Why it’s important: While Air India as a structure will be untouched for a year, the Tata Group is said to have a long-term plan to create a unified aviation entity that will be efficient in terms of operational structure to compete well in the market.
SEBI’s rules on related-party transactions raise concerns
New rules on related-party transactions and other transactions that require shareholder approval have alarmed many corporates, who have told the Securities and Exchange Board of India that onerous procedures could slow decision-making, impact competitiveness, and affect productivity.
Why it’s important: In November, SEBI mandated tighter shareholder control and stricter disclosures around related-party and material transactions to check misstatements and omissions in financial statements. The new rules come into force on April 1.
Deal with Google to help Airtel in expanding 4G services
The strategic nature of Google’s partnership with Bharti Airtel on driving mass adoption of affordable smartphones will help India’s second-largest cellphone operator push feature phone users to opt for 4G services. It will increase its growth of average revenue per user.
Why it’s important: Airtel will directly benefit through gains on revenue market share in the coming quarters. This might give it an edge in the hypercompetitive telecom market in India.
Cost pressures easing for auto, consumer appliances firms
After an unrelenting rise in commodity prices, companies manufacturing automobiles and consumer appliances are expecting cost pressures to ease because prices of inputs like steel, aluminium, copper, plastics, and some precious metals show signs of softening.

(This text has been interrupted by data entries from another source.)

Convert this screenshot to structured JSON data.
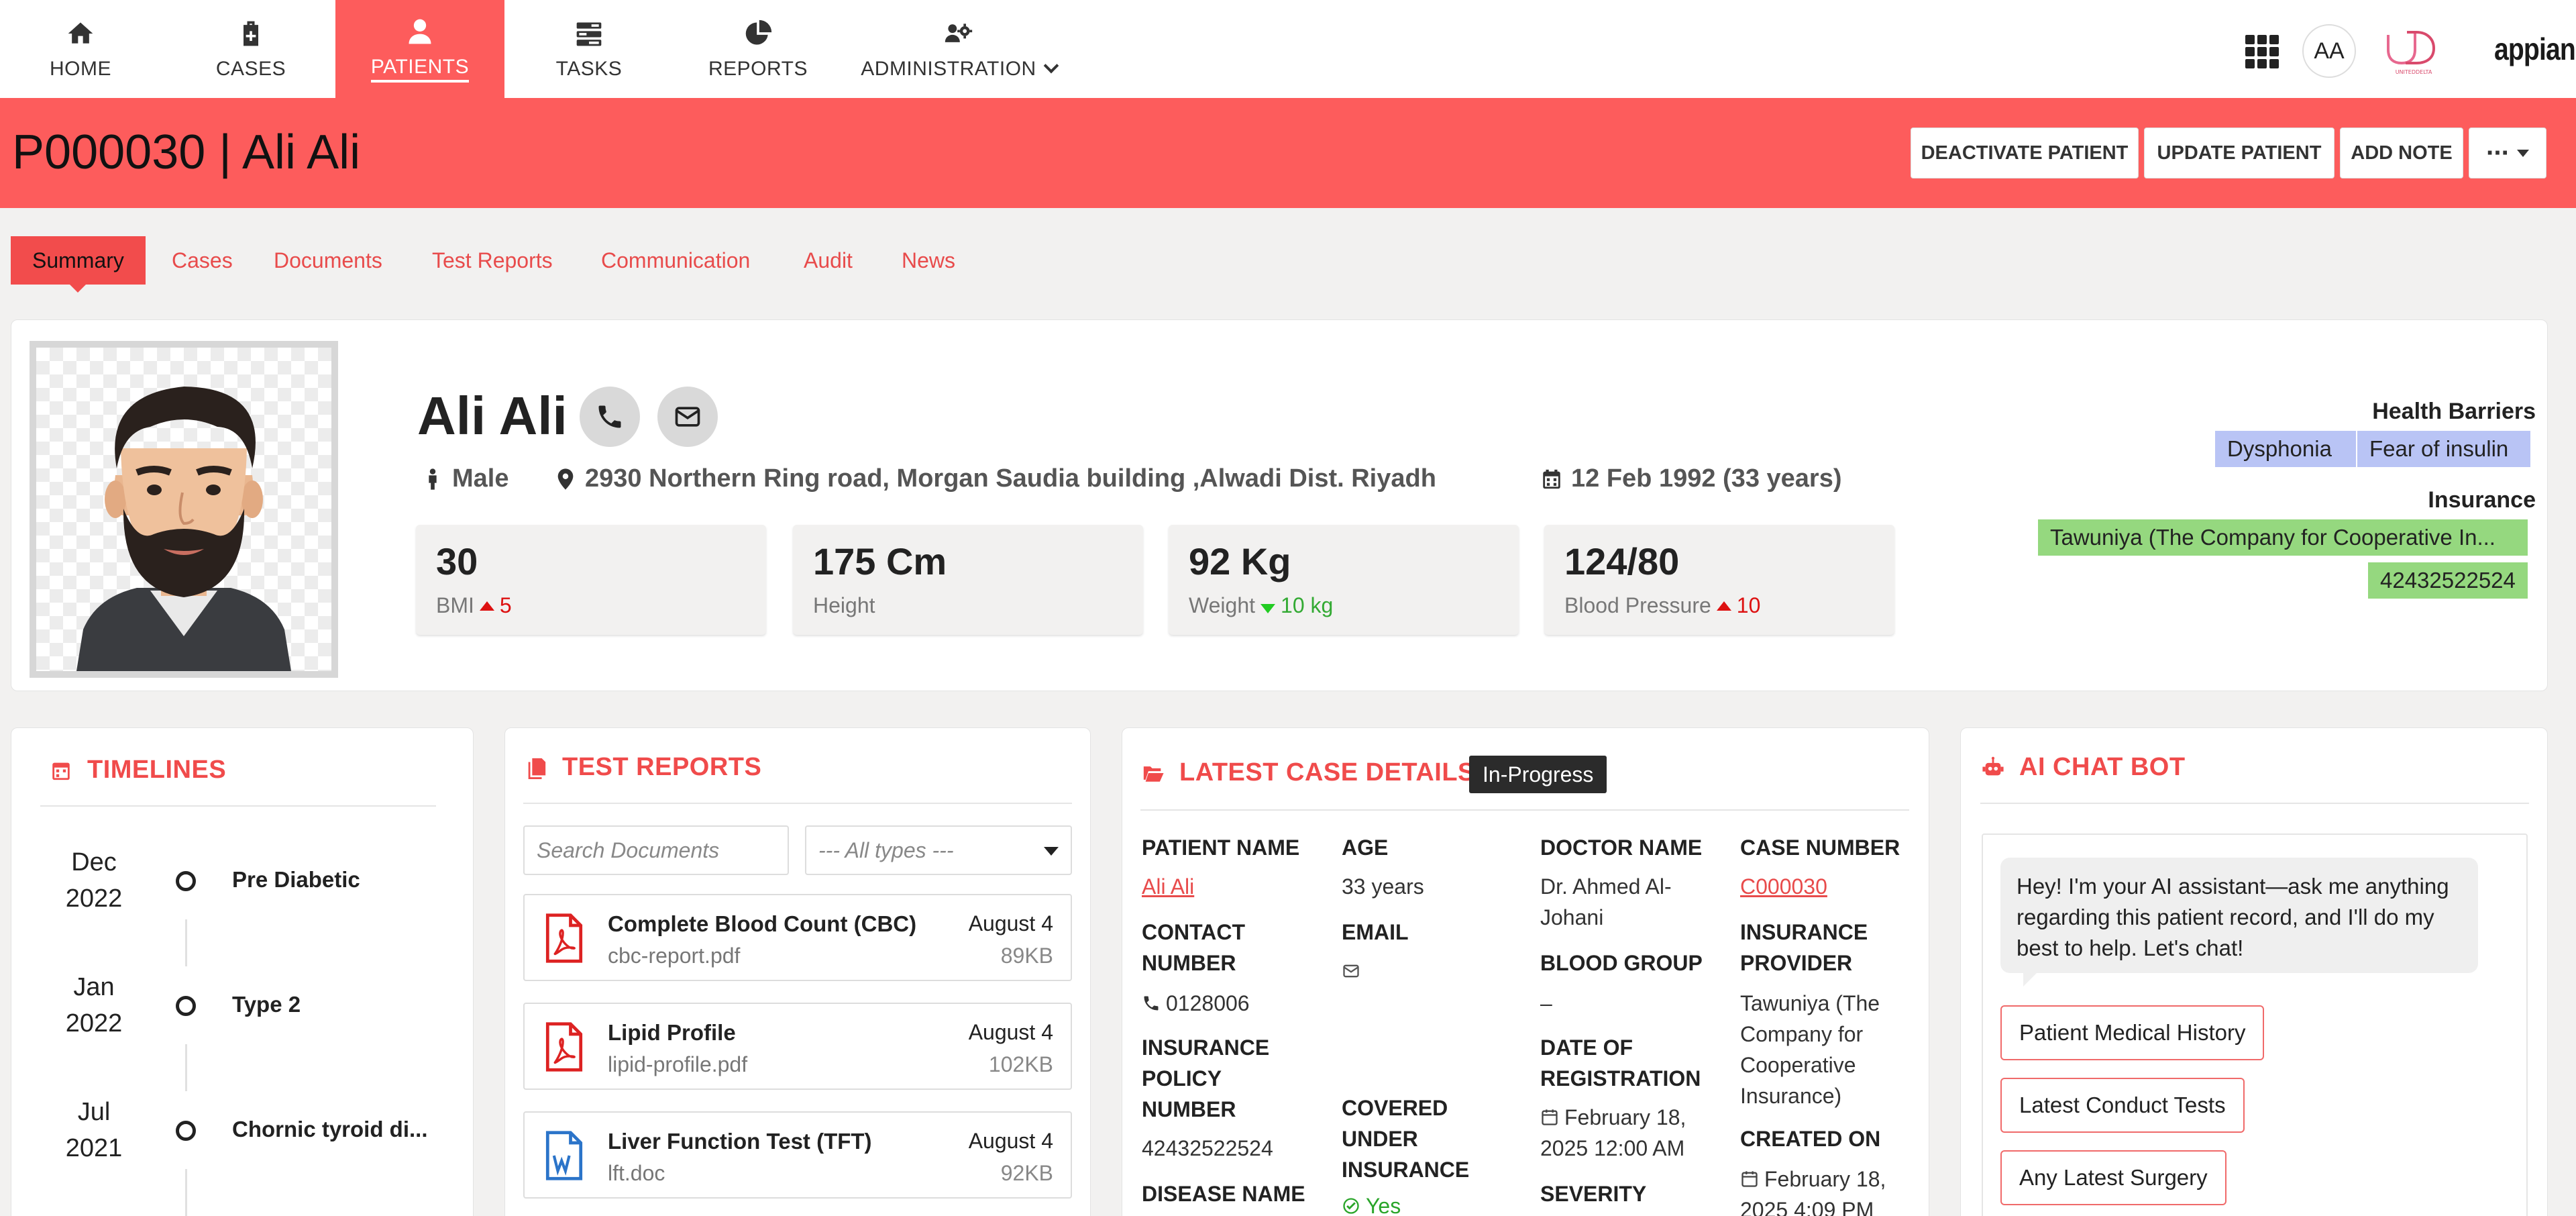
{
  "nav": {
    "tabs": [
      {
        "label": "HOME",
        "icon": "home-icon"
      },
      {
        "label": "CASES",
        "icon": "medical-briefcase-icon"
      },
      {
        "label": "PATIENTS",
        "icon": "user-icon",
        "active": true
      },
      {
        "label": "TASKS",
        "icon": "tasks-icon"
      },
      {
        "label": "REPORTS",
        "icon": "pie-chart-icon"
      },
      {
        "label": "ADMINISTRATION",
        "icon": "users-gear-icon"
      }
    ],
    "user_initials": "AA",
    "org_logo_text": "UNITEDDELTA",
    "appian_logo": "appian",
    "accent_color": "#fd5c5c"
  },
  "header": {
    "title": "P000030 | Ali Ali",
    "buttons": {
      "deactivate": "DEACTIVATE PATIENT",
      "update": "UPDATE PATIENT",
      "add_note": "ADD NOTE",
      "more": "···"
    }
  },
  "subtabs": [
    "Summary",
    "Cases",
    "Documents",
    "Test Reports",
    "Communication",
    "Audit",
    "News"
  ],
  "patient": {
    "name": "Ali Ali",
    "gender": "Male",
    "address": "2930 Northern Ring road, Morgan Saudia building ,Alwadi Dist. Riyadh",
    "dob": "12 Feb 1992 (33 years)",
    "stats": [
      {
        "value": "30",
        "label": "BMI",
        "trend": "up",
        "delta": "5"
      },
      {
        "value": "175 Cm",
        "label": "Height"
      },
      {
        "value": "92 Kg",
        "label": "Weight",
        "trend": "down",
        "delta": "10 kg"
      },
      {
        "value": "124/80",
        "label": "Blood Pressure",
        "trend": "up",
        "delta": "10"
      }
    ],
    "health_barriers_label": "Health Barriers",
    "health_barriers": [
      "Dysphonia",
      "Fear of insulin"
    ],
    "insurance_label": "Insurance",
    "insurance": [
      "Tawuniya (The Company for Cooperative In...",
      "42432522524"
    ]
  },
  "timelines": {
    "title": "TIMELINES",
    "items": [
      {
        "month": "Dec",
        "year": "2022",
        "text": "Pre Diabetic"
      },
      {
        "month": "Jan",
        "year": "2022",
        "text": "Type 2"
      },
      {
        "month": "Jul",
        "year": "2021",
        "text": "Chornic tyroid di..."
      }
    ]
  },
  "test_reports": {
    "title": "TEST REPORTS",
    "search_placeholder": "Search Documents",
    "type_filter": "--- All types ---",
    "items": [
      {
        "title": "Complete Blood Count (CBC)",
        "file": "cbc-report.pdf",
        "date": "August 4",
        "size": "89KB",
        "type": "pdf"
      },
      {
        "title": "Lipid Profile",
        "file": "lipid-profile.pdf",
        "date": "August 4",
        "size": "102KB",
        "type": "pdf"
      },
      {
        "title": "Liver Function Test (TFT)",
        "file": "lft.doc",
        "date": "August 4",
        "size": "92KB",
        "type": "doc"
      }
    ]
  },
  "case_details": {
    "title": "LATEST CASE DETAILS",
    "status": "In-Progress",
    "labels": {
      "patient_name": "PATIENT NAME",
      "age": "AGE",
      "doctor_name": "DOCTOR NAME",
      "case_number": "CASE NUMBER",
      "contact_1": "CONTACT",
      "contact_2": "NUMBER",
      "email": "EMAIL",
      "blood_group": "BLOOD GROUP",
      "insurance_provider_1": "INSURANCE",
      "insurance_provider_2": "PROVIDER",
      "policy_1": "INSURANCE",
      "policy_2": "POLICY",
      "policy_3": "NUMBER",
      "date_reg_1": "DATE OF",
      "date_reg_2": "REGISTRATION",
      "covered_1": "COVERED",
      "covered_2": "UNDER",
      "covered_3": "INSURANCE",
      "created_on": "CREATED ON",
      "disease_name": "DISEASE NAME",
      "severity": "SEVERITY"
    },
    "values": {
      "patient_name": "Ali Ali",
      "age": "33 years",
      "doctor_name_1": "Dr. Ahmed Al-",
      "doctor_name_2": "Johani",
      "case_number": "C000030",
      "contact_number": "0128006",
      "blood_group": "–",
      "insurance_provider_1": "Tawuniya (The",
      "insurance_provider_2": "Company for",
      "insurance_provider_3": "Cooperative",
      "insurance_provider_4": "Insurance)",
      "policy_number": "42432522524",
      "date_reg_1": "February 18,",
      "date_reg_2": "2025 12:00 AM",
      "covered": "Yes",
      "created_on_1": "February 18,",
      "created_on_2": "2025 4:09 PM"
    }
  },
  "chat": {
    "title": "AI CHAT BOT",
    "bubble_1": "Hey! I'm your AI assistant—ask me anything",
    "bubble_2": "regarding this patient record, and I'll do my",
    "bubble_3": "best to help. Let's chat!",
    "chips": [
      "Patient Medical History",
      "Latest Conduct Tests",
      "Any Latest Surgery"
    ]
  }
}
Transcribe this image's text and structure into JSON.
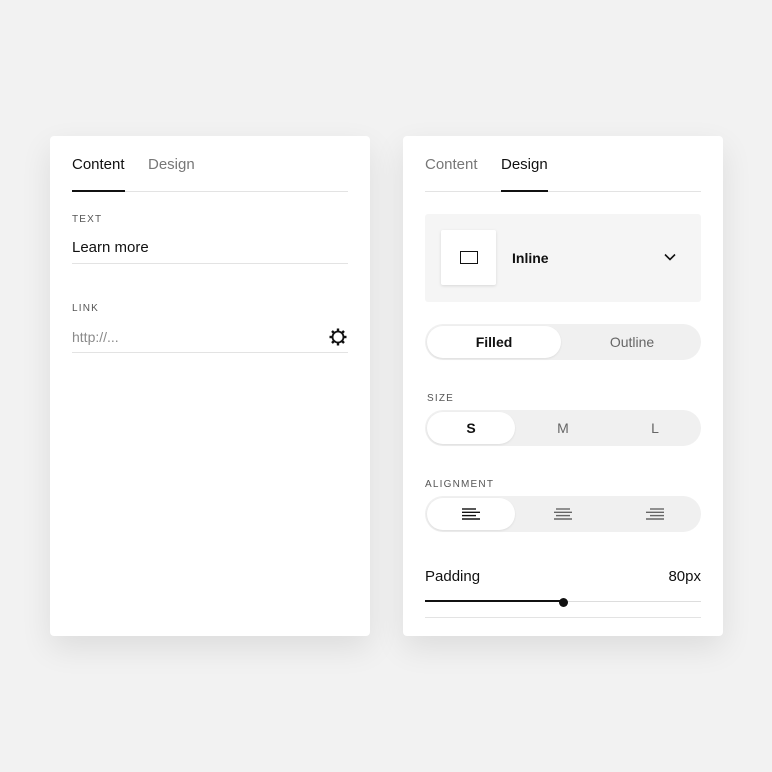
{
  "left_panel": {
    "tabs": [
      {
        "label": "Content"
      },
      {
        "label": "Design"
      }
    ],
    "text_label": "TEXT",
    "text_value": "Learn more",
    "link_label": "LINK",
    "link_placeholder": "http://..."
  },
  "right_panel": {
    "tabs": [
      {
        "label": "Content"
      },
      {
        "label": "Design"
      }
    ],
    "style_select": {
      "value": "Inline",
      "icon": "inline-rect-icon"
    },
    "fill_toggle": {
      "options": [
        "Filled",
        "Outline"
      ],
      "selected": "Filled"
    },
    "size": {
      "label": "SIZE",
      "options": [
        "S",
        "M",
        "L"
      ],
      "selected": "S"
    },
    "alignment": {
      "label": "ALIGNMENT",
      "options": [
        "left",
        "center",
        "right"
      ],
      "selected": "left"
    },
    "padding": {
      "label": "Padding",
      "value": "80px",
      "fraction": 0.5
    }
  },
  "colors": {
    "accent": "#111111",
    "background": "#f2f2f2",
    "panel": "#ffffff"
  }
}
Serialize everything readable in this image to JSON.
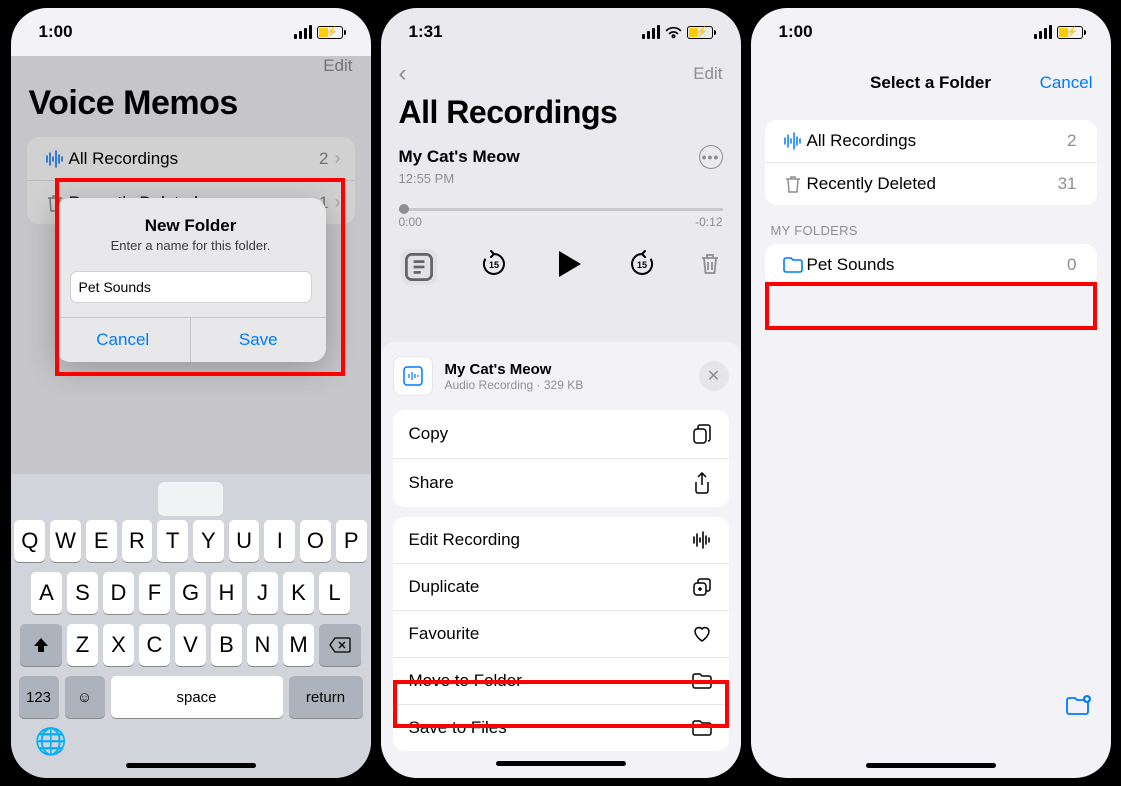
{
  "status": {
    "time1": "1:00",
    "time2": "1:31",
    "time3": "1:00"
  },
  "screen1": {
    "edit": "Edit",
    "title": "Voice Memos",
    "rows": [
      {
        "label": "All Recordings",
        "count": "2"
      },
      {
        "label": "Recently Deleted",
        "count": "1"
      }
    ],
    "alert": {
      "title": "New Folder",
      "message": "Enter a name for this folder.",
      "value": "Pet Sounds",
      "cancel": "Cancel",
      "save": "Save"
    },
    "keyboard": {
      "r1": [
        "Q",
        "W",
        "E",
        "R",
        "T",
        "Y",
        "U",
        "I",
        "O",
        "P"
      ],
      "r2": [
        "A",
        "S",
        "D",
        "F",
        "G",
        "H",
        "J",
        "K",
        "L"
      ],
      "r3": [
        "Z",
        "X",
        "C",
        "V",
        "B",
        "N",
        "M"
      ],
      "fn": "123",
      "space": "space",
      "ret": "return"
    }
  },
  "screen2": {
    "edit": "Edit",
    "title": "All Recordings",
    "rec": {
      "name": "My Cat's Meow",
      "time": "12:55 PM",
      "elapsed": "0:00",
      "remain": "-0:12"
    },
    "sheet": {
      "title": "My Cat's Meow",
      "sub": "Audio Recording · 329 KB",
      "copy": "Copy",
      "share": "Share",
      "editrec": "Edit Recording",
      "duplicate": "Duplicate",
      "favourite": "Favourite",
      "move": "Move to Folder",
      "savefiles": "Save to Files"
    }
  },
  "screen3": {
    "title": "Select a Folder",
    "cancel": "Cancel",
    "rows": [
      {
        "label": "All Recordings",
        "count": "2"
      },
      {
        "label": "Recently Deleted",
        "count": "31"
      }
    ],
    "section": "My Folders",
    "folder": {
      "label": "Pet Sounds",
      "count": "0"
    }
  }
}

Why it’s important: If price hikes by manufacturers is greater than incremental increase in input costs, margins are expected to widen in the current quarter. However, increasing inflationary trends could pare some of the gains.
Lenders start raising interest rates on deposits
In a good news for savers, deposit rates are rising as banks are following non-banking financial companies in competing for funds. The State Bank of India hiked deposit rates on fixed deposits twice in a week, following closely on the heels of private lenders HDFC Bank, Axis Bank and ICICI Bank.
Why it’s important: Lenders in India are factoring in an impending hike in benchmark rates by the Reserve Bank of India as retail inflation remains perilously close to its tolerance range. The change in the interest rate cycle will make borrowing more expensive.
Firms invest in developing COVID-19 vaccine that can fight all variants
Five global vaccine developers are working jointly on a new coronavirus vaccine as mutations and the new variants push scientists across the globe to collaborate and find a lasting solution to tackle the pandemic that has now lasted for more than two years.
Why it’s important: The need to avert severe disease and hospitalizations led pharma companies to work on vaccines that offered protection against the Alpha and Delta variants. However, most vaccines have failed to prevent infection against Omicron, forcing researchers to return to the drawing board.
Bad bank faces challenges with change in structure
The newly-minted bad bank faces obstacles in the resolution of stressed assets as the final structure and contours of the institution get more of a public sector flavor than the originally envisaged. The public sector-owned National Asset Reconstruction Co Ltd oversees resolutions, but asset management is by the private sector India Debt Resolution Co Ltd
Why it’s important: There is scope for conflicts in the resolution approach given that NARCL will have to comply with all government-mandated rules including vigilance and audit, which is likely to slow down the recovery process, potentially negating the benefits of having a private sector asset manager.